Dr. Jekyll: Conversations With Lew

Cuddling in his bed on the night of his zoo birthday party where we spent over 45 minutes watching sea lions.

Me: Yeah, we saw sea lions at the zoo today.
Lew: Mama, seayiyons go poop.
Me: Yep, sea lions poop.
Lew: Seayiyons go poop make mess.
Me: I guess?
Lew: Poop on floor.
Me: A lot of animals poop on the ground, it’s true.
Lew: MAMA!
Me: What?
Me: Yes, I suppose they do.
Lew: No no no, Mama! Seayiyons go poop make mess in agua!
Me: Oh, it’s okay. There are zookeepers, the people who work at the zoo, who take care of the sea lions and clean up their water.
Lew: People clean up mess agua.
Me: Yep, they clean it up.
Me: Lewis.
Lew: Mama.
Me: It’s time to go night night.
Lew: Okay. Night night.
Me: Night night, my love.

Six seconds later

Lew: Mama?
Me: What, dear.
Lew: Monkeys!
Me: No honey, it’s night night.
Lew: Mama, monkeys!
Me: Okay, fine, what about the monkeys?
Lew: Monkeys trees!
Me: Yes, monkeys live in trees.
Lew: Monkeys go poop in trees!
Me: Probably some of them do.
Lew: Monkeys poop trees.
Me: I’m so glad you had fun today. Happy birthday, baby.
Lew: Lewis birfday.
Me: Yep. And now, it’s time to go night night.
Lew: Time go night night.
Me: You got it. I love you, honey.
Lew: I wub oo.
Me: I love you!
Lew: I wub oo!
Me: You’re the best.
Lew: Monkeys go poop trees!
Me: Okay. I’m gonna get up now and give you a kiss and you’re gonna go night night by yourself, okay?
Lew: Okay! Night night, Mama.
Me: Night night.

I give him a kiss, walk halfway across the room.
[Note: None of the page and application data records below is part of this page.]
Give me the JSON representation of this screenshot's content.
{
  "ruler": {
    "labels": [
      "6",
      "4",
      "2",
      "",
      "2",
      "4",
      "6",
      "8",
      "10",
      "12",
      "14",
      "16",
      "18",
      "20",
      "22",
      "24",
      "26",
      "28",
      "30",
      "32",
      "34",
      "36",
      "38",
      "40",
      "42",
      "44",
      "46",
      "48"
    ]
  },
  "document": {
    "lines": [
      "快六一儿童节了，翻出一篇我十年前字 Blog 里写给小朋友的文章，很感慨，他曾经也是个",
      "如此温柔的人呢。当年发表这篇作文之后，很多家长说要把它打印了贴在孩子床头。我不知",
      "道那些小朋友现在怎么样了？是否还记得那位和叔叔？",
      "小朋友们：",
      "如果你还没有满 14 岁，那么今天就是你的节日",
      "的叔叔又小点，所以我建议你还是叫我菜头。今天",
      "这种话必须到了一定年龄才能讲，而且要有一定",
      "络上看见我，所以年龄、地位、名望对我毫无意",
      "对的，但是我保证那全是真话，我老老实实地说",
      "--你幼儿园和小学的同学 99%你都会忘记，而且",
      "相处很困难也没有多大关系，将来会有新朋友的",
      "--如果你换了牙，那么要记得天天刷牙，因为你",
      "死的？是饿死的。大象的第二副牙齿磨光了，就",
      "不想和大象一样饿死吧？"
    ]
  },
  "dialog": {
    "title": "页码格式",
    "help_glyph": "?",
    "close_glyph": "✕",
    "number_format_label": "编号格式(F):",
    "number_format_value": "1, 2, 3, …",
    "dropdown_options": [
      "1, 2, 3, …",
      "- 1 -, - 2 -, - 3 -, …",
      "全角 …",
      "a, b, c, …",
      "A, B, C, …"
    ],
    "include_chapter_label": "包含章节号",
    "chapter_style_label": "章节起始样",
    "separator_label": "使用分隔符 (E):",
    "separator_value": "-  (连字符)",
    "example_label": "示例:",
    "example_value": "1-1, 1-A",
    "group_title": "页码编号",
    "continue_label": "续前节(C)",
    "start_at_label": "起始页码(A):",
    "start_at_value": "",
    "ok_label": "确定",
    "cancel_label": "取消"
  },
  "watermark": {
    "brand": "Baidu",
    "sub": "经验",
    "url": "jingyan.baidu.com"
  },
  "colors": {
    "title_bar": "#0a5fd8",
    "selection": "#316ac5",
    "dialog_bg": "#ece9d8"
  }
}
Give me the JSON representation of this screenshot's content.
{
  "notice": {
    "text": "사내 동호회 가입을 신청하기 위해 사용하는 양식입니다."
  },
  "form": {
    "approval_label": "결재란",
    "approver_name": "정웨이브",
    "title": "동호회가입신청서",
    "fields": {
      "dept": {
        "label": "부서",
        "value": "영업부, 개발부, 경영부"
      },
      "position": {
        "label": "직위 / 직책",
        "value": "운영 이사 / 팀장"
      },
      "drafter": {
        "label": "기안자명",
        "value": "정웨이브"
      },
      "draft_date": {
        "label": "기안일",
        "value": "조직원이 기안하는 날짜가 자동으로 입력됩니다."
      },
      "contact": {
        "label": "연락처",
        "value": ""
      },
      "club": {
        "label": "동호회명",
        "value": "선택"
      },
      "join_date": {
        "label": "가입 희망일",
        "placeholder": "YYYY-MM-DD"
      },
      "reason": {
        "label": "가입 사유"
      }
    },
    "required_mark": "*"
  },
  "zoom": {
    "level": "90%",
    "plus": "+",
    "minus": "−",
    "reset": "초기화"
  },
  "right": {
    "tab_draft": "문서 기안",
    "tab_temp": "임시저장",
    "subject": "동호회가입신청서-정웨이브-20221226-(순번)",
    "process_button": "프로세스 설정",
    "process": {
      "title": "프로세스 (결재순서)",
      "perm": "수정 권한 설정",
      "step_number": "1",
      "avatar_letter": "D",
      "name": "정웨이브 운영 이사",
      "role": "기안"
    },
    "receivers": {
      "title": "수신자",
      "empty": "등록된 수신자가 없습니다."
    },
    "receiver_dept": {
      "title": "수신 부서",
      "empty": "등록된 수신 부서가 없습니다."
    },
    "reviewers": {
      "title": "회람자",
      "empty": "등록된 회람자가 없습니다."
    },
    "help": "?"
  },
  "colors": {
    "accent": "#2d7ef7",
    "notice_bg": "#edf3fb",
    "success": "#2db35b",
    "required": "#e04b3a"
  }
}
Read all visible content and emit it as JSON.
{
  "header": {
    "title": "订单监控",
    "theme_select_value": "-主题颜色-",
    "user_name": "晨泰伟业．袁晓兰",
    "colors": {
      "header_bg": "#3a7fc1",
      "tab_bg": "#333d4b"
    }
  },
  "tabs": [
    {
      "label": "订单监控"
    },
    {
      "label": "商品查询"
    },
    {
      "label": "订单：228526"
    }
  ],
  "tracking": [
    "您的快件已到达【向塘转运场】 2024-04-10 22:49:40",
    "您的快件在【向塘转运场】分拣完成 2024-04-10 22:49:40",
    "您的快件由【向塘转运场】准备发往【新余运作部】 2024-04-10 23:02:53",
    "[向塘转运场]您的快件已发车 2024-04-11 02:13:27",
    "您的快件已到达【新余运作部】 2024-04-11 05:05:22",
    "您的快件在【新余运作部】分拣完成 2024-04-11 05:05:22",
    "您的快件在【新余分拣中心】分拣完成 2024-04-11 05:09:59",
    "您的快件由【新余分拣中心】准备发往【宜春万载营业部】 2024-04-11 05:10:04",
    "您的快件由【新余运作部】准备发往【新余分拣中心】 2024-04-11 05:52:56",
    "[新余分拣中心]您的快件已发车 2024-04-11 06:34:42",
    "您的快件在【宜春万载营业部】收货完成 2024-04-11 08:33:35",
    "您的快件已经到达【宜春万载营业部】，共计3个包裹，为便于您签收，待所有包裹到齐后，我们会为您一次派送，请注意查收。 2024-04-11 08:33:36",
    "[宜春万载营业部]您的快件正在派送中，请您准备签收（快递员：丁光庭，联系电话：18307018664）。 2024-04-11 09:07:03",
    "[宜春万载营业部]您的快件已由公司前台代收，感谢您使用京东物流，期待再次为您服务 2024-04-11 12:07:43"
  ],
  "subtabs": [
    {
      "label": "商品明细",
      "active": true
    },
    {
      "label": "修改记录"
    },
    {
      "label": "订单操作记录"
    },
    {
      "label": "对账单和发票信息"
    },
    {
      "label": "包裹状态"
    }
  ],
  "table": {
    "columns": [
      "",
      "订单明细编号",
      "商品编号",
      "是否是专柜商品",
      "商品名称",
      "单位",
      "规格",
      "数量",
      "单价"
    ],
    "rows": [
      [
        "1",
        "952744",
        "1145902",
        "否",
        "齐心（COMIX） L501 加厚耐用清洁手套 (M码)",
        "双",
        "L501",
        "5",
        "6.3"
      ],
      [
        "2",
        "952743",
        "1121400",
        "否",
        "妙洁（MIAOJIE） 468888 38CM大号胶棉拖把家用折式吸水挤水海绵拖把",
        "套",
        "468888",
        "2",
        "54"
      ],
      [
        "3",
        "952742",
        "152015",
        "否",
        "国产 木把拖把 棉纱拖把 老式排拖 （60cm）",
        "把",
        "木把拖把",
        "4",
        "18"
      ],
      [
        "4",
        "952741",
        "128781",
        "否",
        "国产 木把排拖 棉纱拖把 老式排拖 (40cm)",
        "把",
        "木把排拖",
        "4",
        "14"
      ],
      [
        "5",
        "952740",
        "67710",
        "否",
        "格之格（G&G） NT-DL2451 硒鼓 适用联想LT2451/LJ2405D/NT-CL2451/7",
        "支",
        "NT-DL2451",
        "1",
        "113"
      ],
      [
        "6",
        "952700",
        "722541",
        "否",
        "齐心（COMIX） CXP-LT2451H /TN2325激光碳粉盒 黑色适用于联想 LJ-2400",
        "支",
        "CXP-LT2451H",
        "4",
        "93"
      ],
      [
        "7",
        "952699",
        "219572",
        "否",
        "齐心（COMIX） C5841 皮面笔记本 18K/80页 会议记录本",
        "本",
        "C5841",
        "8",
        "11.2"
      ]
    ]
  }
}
Lew: Mama, seayiyons!
Me: Goodnight, Lewis.

I leave the room and close the door.

Lew: Seayiyons! In the agua!